PROBLEM: An exact copy of every record, without the pictures, is what should come back.

******

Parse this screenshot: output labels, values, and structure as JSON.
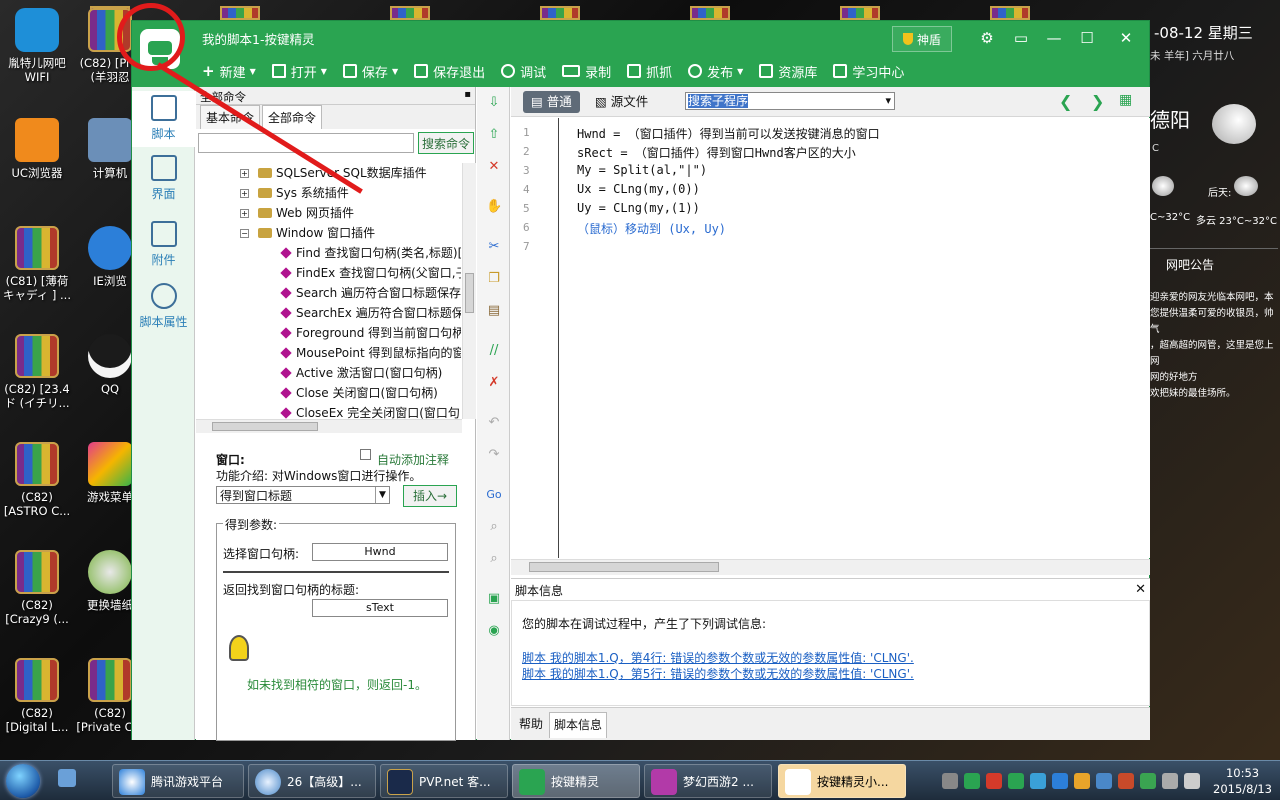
{
  "desktop": {
    "icons": [
      {
        "label": "胤特儿网吧WIFI"
      },
      {
        "label": "(C82) [Pi K (羊羽忍"
      },
      {
        "label": "UC浏览器"
      },
      {
        "label": "计算机"
      },
      {
        "label": "(C81) [薄荷キャディ ] ..."
      },
      {
        "label": "IE浏览"
      },
      {
        "label": "(C82) [23.4 ド (イチリ..."
      },
      {
        "label": "QQ"
      },
      {
        "label": "(C82) [ASTRO C..."
      },
      {
        "label": "游戏菜单"
      },
      {
        "label": "(C82) [Crazy9 (..."
      },
      {
        "label": "更换墙纸"
      },
      {
        "label": "(C82) [Digital L..."
      },
      {
        "label": "(C82) [Private C..."
      }
    ],
    "widget": {
      "date": "-08-12 星期三",
      "lunar": "未 羊年] 六月廿八",
      "city": "德阳",
      "unit": "C",
      "temp_today": "C~32°C",
      "day_after_label": "后天:",
      "day_after": "多云 23°C~32°C",
      "notice_title": "网吧公告",
      "notice_lines": [
        "迎亲爱的网友光临本网吧，本",
        "您提供温柔可爱的收银员，帅气",
        "，超高超的网管，这里是您上网",
        "网的好地方",
        "欢把妹的最佳场所。"
      ]
    }
  },
  "window": {
    "title": "我的脚本1-按键精灵",
    "shield_label": "神盾",
    "toolbar": [
      {
        "label": "新建",
        "icon": "plus-icon",
        "caret": true
      },
      {
        "label": "打开",
        "icon": "folder-icon",
        "caret": true
      },
      {
        "label": "保存",
        "icon": "save-icon",
        "caret": true
      },
      {
        "label": "保存退出",
        "icon": "save-exit-icon",
        "caret": false
      },
      {
        "label": "调试",
        "icon": "play-icon",
        "caret": false
      },
      {
        "label": "录制",
        "icon": "camera-icon",
        "caret": false
      },
      {
        "label": "抓抓",
        "icon": "capture-icon",
        "caret": false
      },
      {
        "label": "发布",
        "icon": "publish-icon",
        "caret": true
      },
      {
        "label": "资源库",
        "icon": "library-icon",
        "caret": false
      },
      {
        "label": "学习中心",
        "icon": "learn-icon",
        "caret": false
      }
    ],
    "leftnav": [
      {
        "label": "脚本",
        "icon": "script-icon"
      },
      {
        "label": "界面",
        "icon": "ui-icon"
      },
      {
        "label": "附件",
        "icon": "attachment-icon"
      },
      {
        "label": "脚本属性",
        "icon": "info-icon"
      }
    ],
    "cmdpanel": {
      "header": "全部命令",
      "pin": "ᵖ",
      "tabs": [
        "基本命令",
        "全部命令"
      ],
      "search_button": "搜索命令",
      "tree": [
        {
          "label": "SQLServer SQL数据库插件",
          "level": 1,
          "type": "folder",
          "exp": "+"
        },
        {
          "label": "Sys 系统插件",
          "level": 1,
          "type": "folder",
          "exp": "+"
        },
        {
          "label": "Web 网页插件",
          "level": 1,
          "type": "folder",
          "exp": "+"
        },
        {
          "label": "Window 窗口插件",
          "level": 1,
          "type": "folder",
          "exp": "−"
        },
        {
          "label": "Find 查找窗口句柄(类名,标题)[",
          "level": 2,
          "type": "cmd"
        },
        {
          "label": "FindEx 查找窗口句柄(父窗口,子",
          "level": 2,
          "type": "cmd"
        },
        {
          "label": "Search 遍历符合窗口标题保存",
          "level": 2,
          "type": "cmd"
        },
        {
          "label": "SearchEx 遍历符合窗口标题保",
          "level": 2,
          "type": "cmd"
        },
        {
          "label": "Foreground 得到当前窗口句柄",
          "level": 2,
          "type": "cmd"
        },
        {
          "label": "MousePoint 得到鼠标指向的窗",
          "level": 2,
          "type": "cmd"
        },
        {
          "label": "Active 激活窗口(窗口句柄)",
          "level": 2,
          "type": "cmd"
        },
        {
          "label": "Close 关闭窗口(窗口句柄)",
          "level": 2,
          "type": "cmd"
        },
        {
          "label": "CloseEx 完全关闭窗口(窗口句",
          "level": 2,
          "type": "cmd"
        }
      ],
      "detail": {
        "title": "窗口:",
        "auto_comment": "自动添加注释",
        "intro": "功能介绍: 对Windows窗口进行操作。",
        "select_value": "得到窗口标题",
        "insert_button": "插入→",
        "group_title": "得到参数:",
        "param1_label": "选择窗口句柄:",
        "param1_value": "Hwnd",
        "param2_label": "返回找到窗口句柄的标题:",
        "param2_value": "sText",
        "note": "如未找到相符的窗口，则返回-1。"
      }
    },
    "editor": {
      "mode_normal": "普通",
      "mode_source": "源文件",
      "sub_search": "搜索子程序",
      "lines": [
        {
          "n": "1",
          "text": "Hwnd = （窗口插件）得到当前可以发送按键消息的窗口",
          "style": "normal"
        },
        {
          "n": "2",
          "text": "sRect = （窗口插件）得到窗口Hwnd客户区的大小",
          "style": "normal"
        },
        {
          "n": "3",
          "text": "My = Split(al,\"|\")",
          "style": "normal"
        },
        {
          "n": "4",
          "text": "Ux = CLng(my,(0))",
          "style": "normal"
        },
        {
          "n": "5",
          "text": "Uy = CLng(my,(1))",
          "style": "normal"
        },
        {
          "n": "6",
          "text": "（鼠标）移动到 (Ux, Uy)",
          "style": "blue"
        },
        {
          "n": "7",
          "text": "",
          "style": "normal"
        }
      ]
    },
    "info": {
      "title": "脚本信息",
      "message": "您的脚本在调试过程中，产生了下列调试信息:",
      "errors": [
        "脚本 我的脚本1.Q，第4行: 错误的参数个数或无效的参数属性值: 'CLNG'.",
        "脚本 我的脚本1.Q，第5行: 错误的参数个数或无效的参数属性值: 'CLNG'."
      ],
      "tabs": [
        "帮助",
        "脚本信息"
      ]
    }
  },
  "taskbar": {
    "tasks": [
      {
        "label": "腾讯游戏平台"
      },
      {
        "label": "26【高级】..."
      },
      {
        "label": "PVP.net 客..."
      },
      {
        "label": "按键精灵"
      },
      {
        "label": "梦幻西游2 ..."
      },
      {
        "label": "按键精灵小..."
      }
    ],
    "time": "10:53",
    "date": "2015/8/13"
  },
  "colors": {
    "accent": "#2aa451",
    "annotation": "#e11b1b",
    "link": "#1a5fc3"
  }
}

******

SOLUTION BELOW:
Parse this screenshot: output labels, values, and structure as JSON.
{
  "desktop": {
    "icons": [
      {
        "label": "胤特儿网吧WIFI"
      },
      {
        "label": "(C82) [Pi K (羊羽忍"
      },
      {
        "label": "UC浏览器"
      },
      {
        "label": "计算机"
      },
      {
        "label": "(C81) [薄荷キャディ ] ..."
      },
      {
        "label": "IE浏览"
      },
      {
        "label": "(C82) [23.4 ド (イチリ..."
      },
      {
        "label": "QQ"
      },
      {
        "label": "(C82) [ASTRO C..."
      },
      {
        "label": "游戏菜单"
      },
      {
        "label": "(C82) [Crazy9 (..."
      },
      {
        "label": "更换墙纸"
      },
      {
        "label": "(C82) [Digital L..."
      },
      {
        "label": "(C82) [Private C..."
      }
    ],
    "widget": {
      "date": "-08-12 星期三",
      "lunar": "未 羊年] 六月廿八",
      "city": "德阳",
      "unit": "C",
      "temp_today": "C~32°C",
      "day_after_label": "后天:",
      "day_after": "多云 23°C~32°C",
      "notice_title": "网吧公告",
      "notice_lines": [
        "迎亲爱的网友光临本网吧，本",
        "您提供温柔可爱的收银员，帅气",
        "，超高超的网管，这里是您上网",
        "网的好地方",
        "欢把妹的最佳场所。"
      ]
    }
  },
  "window": {
    "title": "我的脚本1-按键精灵",
    "shield_label": "神盾",
    "toolbar": [
      {
        "label": "新建",
        "icon": "plus-icon",
        "caret": true
      },
      {
        "label": "打开",
        "icon": "folder-icon",
        "caret": true
      },
      {
        "label": "保存",
        "icon": "save-icon",
        "caret": true
      },
      {
        "label": "保存退出",
        "icon": "save-exit-icon",
        "caret": false
      },
      {
        "label": "调试",
        "icon": "play-icon",
        "caret": false
      },
      {
        "label": "录制",
        "icon": "camera-icon",
        "caret": false
      },
      {
        "label": "抓抓",
        "icon": "capture-icon",
        "caret": false
      },
      {
        "label": "发布",
        "icon": "publish-icon",
        "caret": true
      },
      {
        "label": "资源库",
        "icon": "library-icon",
        "caret": false
      },
      {
        "label": "学习中心",
        "icon": "learn-icon",
        "caret": false
      }
    ],
    "leftnav": [
      {
        "label": "脚本",
        "icon": "script-icon"
      },
      {
        "label": "界面",
        "icon": "ui-icon"
      },
      {
        "label": "附件",
        "icon": "attachment-icon"
      },
      {
        "label": "脚本属性",
        "icon": "info-icon"
      }
    ],
    "cmdpanel": {
      "header": "全部命令",
      "pin": "ᵖ",
      "tabs": [
        "基本命令",
        "全部命令"
      ],
      "search_button": "搜索命令",
      "tree": [
        {
          "label": "SQLServer SQL数据库插件",
          "level": 1,
          "type": "folder",
          "exp": "+"
        },
        {
          "label": "Sys 系统插件",
          "level": 1,
          "type": "folder",
          "exp": "+"
        },
        {
          "label": "Web 网页插件",
          "level": 1,
          "type": "folder",
          "exp": "+"
        },
        {
          "label": "Window 窗口插件",
          "level": 1,
          "type": "folder",
          "exp": "−"
        },
        {
          "label": "Find 查找窗口句柄(类名,标题)[",
          "level": 2,
          "type": "cmd"
        },
        {
          "label": "FindEx 查找窗口句柄(父窗口,子",
          "level": 2,
          "type": "cmd"
        },
        {
          "label": "Search 遍历符合窗口标题保存",
          "level": 2,
          "type": "cmd"
        },
        {
          "label": "SearchEx 遍历符合窗口标题保",
          "level": 2,
          "type": "cmd"
        },
        {
          "label": "Foreground 得到当前窗口句柄",
          "level": 2,
          "type": "cmd"
        },
        {
          "label": "MousePoint 得到鼠标指向的窗",
          "level": 2,
          "type": "cmd"
        },
        {
          "label": "Active 激活窗口(窗口句柄)",
          "level": 2,
          "type": "cmd"
        },
        {
          "label": "Close 关闭窗口(窗口句柄)",
          "level": 2,
          "type": "cmd"
        },
        {
          "label": "CloseEx 完全关闭窗口(窗口句",
          "level": 2,
          "type": "cmd"
        }
      ],
      "detail": {
        "title": "窗口:",
        "auto_comment": "自动添加注释",
        "intro": "功能介绍: 对Windows窗口进行操作。",
        "select_value": "得到窗口标题",
        "insert_button": "插入→",
        "group_title": "得到参数:",
        "param1_label": "选择窗口句柄:",
        "param1_value": "Hwnd",
        "param2_label": "返回找到窗口句柄的标题:",
        "param2_value": "sText",
        "note": "如未找到相符的窗口，则返回-1。"
      }
    },
    "editor": {
      "mode_normal": "普通",
      "mode_source": "源文件",
      "sub_search": "搜索子程序",
      "lines": [
        {
          "n": "1",
          "text": "Hwnd = （窗口插件）得到当前可以发送按键消息的窗口",
          "style": "normal"
        },
        {
          "n": "2",
          "text": "sRect = （窗口插件）得到窗口Hwnd客户区的大小",
          "style": "normal"
        },
        {
          "n": "3",
          "text": "My = Split(al,\"|\")",
          "style": "normal"
        },
        {
          "n": "4",
          "text": "Ux = CLng(my,(0))",
          "style": "normal"
        },
        {
          "n": "5",
          "text": "Uy = CLng(my,(1))",
          "style": "normal"
        },
        {
          "n": "6",
          "text": "（鼠标）移动到 (Ux, Uy)",
          "style": "blue"
        },
        {
          "n": "7",
          "text": "",
          "style": "normal"
        }
      ]
    },
    "info": {
      "title": "脚本信息",
      "message": "您的脚本在调试过程中，产生了下列调试信息:",
      "errors": [
        "脚本 我的脚本1.Q，第4行: 错误的参数个数或无效的参数属性值: 'CLNG'.",
        "脚本 我的脚本1.Q，第5行: 错误的参数个数或无效的参数属性值: 'CLNG'."
      ],
      "tabs": [
        "帮助",
        "脚本信息"
      ]
    }
  },
  "taskbar": {
    "tasks": [
      {
        "label": "腾讯游戏平台"
      },
      {
        "label": "26【高级】..."
      },
      {
        "label": "PVP.net 客..."
      },
      {
        "label": "按键精灵"
      },
      {
        "label": "梦幻西游2 ..."
      },
      {
        "label": "按键精灵小..."
      }
    ],
    "time": "10:53",
    "date": "2015/8/13"
  },
  "colors": {
    "accent": "#2aa451",
    "annotation": "#e11b1b",
    "link": "#1a5fc3"
  }
}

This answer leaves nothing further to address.